# [Exercise aim]
If a line in the records below contains "Scan", copy that line.

Content starts

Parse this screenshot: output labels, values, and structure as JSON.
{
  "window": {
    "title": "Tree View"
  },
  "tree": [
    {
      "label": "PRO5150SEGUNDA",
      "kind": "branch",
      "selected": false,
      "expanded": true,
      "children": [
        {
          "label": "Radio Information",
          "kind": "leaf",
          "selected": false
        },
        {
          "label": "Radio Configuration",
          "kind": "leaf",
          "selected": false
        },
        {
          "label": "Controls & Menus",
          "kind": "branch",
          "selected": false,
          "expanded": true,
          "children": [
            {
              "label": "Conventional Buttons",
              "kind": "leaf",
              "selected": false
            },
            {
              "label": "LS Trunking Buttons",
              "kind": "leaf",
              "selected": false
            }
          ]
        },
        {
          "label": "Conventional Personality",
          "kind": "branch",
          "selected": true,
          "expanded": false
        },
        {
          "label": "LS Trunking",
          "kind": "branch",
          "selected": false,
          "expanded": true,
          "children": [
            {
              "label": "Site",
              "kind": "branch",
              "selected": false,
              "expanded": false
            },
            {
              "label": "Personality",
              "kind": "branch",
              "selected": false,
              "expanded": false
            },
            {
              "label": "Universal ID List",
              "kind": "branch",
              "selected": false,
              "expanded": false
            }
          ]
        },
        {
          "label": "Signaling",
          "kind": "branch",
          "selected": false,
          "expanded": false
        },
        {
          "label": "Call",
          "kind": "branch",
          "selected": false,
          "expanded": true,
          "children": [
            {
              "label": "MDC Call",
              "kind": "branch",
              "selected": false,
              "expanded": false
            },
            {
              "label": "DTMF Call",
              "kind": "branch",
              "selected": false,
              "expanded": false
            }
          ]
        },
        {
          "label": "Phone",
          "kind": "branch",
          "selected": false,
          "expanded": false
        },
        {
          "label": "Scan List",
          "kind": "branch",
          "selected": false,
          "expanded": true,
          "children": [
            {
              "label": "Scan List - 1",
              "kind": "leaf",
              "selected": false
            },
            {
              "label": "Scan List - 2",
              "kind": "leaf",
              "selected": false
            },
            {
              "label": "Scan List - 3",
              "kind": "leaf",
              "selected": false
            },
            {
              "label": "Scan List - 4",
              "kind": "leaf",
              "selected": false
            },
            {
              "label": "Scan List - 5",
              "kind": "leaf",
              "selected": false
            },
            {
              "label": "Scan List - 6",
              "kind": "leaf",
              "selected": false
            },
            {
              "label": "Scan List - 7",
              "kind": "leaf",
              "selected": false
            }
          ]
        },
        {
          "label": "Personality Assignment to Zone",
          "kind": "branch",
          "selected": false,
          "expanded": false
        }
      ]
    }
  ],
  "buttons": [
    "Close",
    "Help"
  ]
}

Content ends
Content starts

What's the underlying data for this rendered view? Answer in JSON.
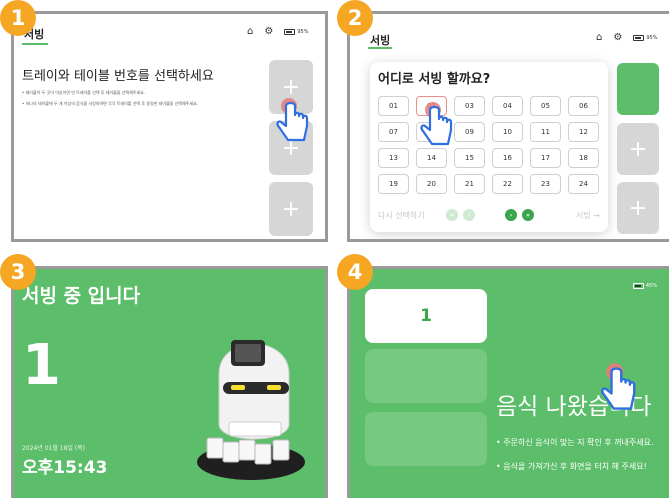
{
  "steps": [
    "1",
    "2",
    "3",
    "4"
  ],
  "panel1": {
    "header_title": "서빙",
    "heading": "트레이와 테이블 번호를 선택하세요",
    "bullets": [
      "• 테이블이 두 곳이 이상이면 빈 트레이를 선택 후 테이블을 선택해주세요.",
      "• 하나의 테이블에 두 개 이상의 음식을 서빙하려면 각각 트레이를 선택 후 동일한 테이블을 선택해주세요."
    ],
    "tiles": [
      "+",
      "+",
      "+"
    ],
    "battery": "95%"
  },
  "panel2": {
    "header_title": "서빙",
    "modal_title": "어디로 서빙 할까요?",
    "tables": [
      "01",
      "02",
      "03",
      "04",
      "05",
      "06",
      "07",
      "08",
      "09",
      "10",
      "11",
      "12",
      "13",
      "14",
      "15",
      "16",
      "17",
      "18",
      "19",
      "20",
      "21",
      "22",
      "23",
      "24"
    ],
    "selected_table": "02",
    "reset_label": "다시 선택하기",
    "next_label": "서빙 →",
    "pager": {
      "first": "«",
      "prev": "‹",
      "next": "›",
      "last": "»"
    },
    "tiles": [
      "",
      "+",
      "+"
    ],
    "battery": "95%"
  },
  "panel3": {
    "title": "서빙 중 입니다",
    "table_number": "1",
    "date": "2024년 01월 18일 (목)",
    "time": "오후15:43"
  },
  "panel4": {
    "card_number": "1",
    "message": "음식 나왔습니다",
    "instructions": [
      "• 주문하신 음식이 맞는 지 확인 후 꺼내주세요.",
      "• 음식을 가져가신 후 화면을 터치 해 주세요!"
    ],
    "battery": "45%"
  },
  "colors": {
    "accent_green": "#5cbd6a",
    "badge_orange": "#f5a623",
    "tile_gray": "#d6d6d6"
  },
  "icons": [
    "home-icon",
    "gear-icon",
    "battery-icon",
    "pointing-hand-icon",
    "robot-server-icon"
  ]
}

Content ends

# [Result of the task]
          "label": "Scan List",
              "label": "Scan List - 1",
              "label": "Scan List - 2",
              "label": "Scan List - 3",
              "label": "Scan List - 4",
              "label": "Scan List - 5",
              "label": "Scan List - 6",
              "label": "Scan List - 7",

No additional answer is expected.